of these ecosystems into the future. Workpackage 4 focuses on the biological response to environmental gradients. The intention is to model mountain
species distribution and food web-structure in relation to the main geographical environmental gradients within Europe. The programme will involve a
thorough survey of 30-50 lakes in 12 ‘Lake Districts’ across Europe to assess the distribution of key organisms including those that provide a fossil record
allowing changes through time to be inferred. This poster presents preliminary analyses of the data collected from 30 lochs in Scotland. These will be expanded
to provide a more comprehensive assessment of Mountain Lake ecosystems in Scotland and will subsequently feed into to a pan-European study.
Survey Site Selection

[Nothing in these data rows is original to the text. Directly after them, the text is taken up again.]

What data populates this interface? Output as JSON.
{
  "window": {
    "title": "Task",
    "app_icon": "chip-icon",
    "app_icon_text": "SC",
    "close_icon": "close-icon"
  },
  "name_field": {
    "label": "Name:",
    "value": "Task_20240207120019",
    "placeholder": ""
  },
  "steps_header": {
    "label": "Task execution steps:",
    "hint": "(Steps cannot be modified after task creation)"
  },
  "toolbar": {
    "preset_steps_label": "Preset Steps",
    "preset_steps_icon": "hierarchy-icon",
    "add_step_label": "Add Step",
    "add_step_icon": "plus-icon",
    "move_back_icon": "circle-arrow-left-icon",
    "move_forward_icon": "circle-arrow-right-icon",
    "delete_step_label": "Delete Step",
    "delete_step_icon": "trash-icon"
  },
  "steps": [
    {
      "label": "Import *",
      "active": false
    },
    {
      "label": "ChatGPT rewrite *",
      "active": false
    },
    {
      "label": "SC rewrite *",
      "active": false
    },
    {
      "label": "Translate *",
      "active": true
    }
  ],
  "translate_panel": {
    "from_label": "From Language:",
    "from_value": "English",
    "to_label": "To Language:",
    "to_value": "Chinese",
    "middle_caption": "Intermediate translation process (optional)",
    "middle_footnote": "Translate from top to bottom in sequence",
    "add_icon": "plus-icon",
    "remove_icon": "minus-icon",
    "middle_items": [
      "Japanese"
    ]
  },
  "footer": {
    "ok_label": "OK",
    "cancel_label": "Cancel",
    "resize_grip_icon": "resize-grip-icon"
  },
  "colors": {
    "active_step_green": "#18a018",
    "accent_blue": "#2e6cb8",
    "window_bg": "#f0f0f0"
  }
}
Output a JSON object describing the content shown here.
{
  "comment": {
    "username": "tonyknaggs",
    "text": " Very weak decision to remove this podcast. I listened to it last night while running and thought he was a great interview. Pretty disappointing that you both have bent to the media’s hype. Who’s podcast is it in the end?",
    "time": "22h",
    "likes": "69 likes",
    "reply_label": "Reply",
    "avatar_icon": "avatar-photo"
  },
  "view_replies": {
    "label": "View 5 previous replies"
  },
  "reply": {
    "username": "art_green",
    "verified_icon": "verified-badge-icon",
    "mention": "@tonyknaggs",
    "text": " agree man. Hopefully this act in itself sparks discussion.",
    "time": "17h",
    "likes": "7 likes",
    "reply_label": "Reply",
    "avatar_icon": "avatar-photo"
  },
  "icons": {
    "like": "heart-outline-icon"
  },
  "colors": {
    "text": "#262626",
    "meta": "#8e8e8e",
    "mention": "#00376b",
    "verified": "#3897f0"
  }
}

Survey sites should to be headwater lakes above the theoretical treeline and greater than 0.5 hectares.
Survey sites should represent
- major geological gradients
- altitudinal gradient
Secondary considerations - size gradient and geographical distribution
CHEMISTRY & CATCHMENT ATTRIBUTES
Littoral and pelagic
Surface Thermistor (1 year)
Sediment (0-0.5 and 15-17cm)
Following Redundancy Analysis with forward selection, Altitude, % bare ground (LC22), soil C:N, soil Bulk Density and Soil Depth explain 54% of the variation in water chemistry.
DIATOM RESPONSE TO CHEMISTRY
Increasing dissimilarity between
assemblages in core tops and
core bottoms (15-17cm)
CCA of the diatom data constrained by the water chemistry data shows that 21.3% of the species variation is determined by alkalinity, total phosphorus and chloride. The main gradient is associated with alkalinity.
This work was funded by the Commission of European Communities (EMERGE project -EVK1-CT-1999-00032. The author acknowledges the contribution of Gina Clarke, Ron Harriman, Rachel Helliwell, Mike Hughes, David Livingstone, Gavin Simpson and Evzen Stuchlik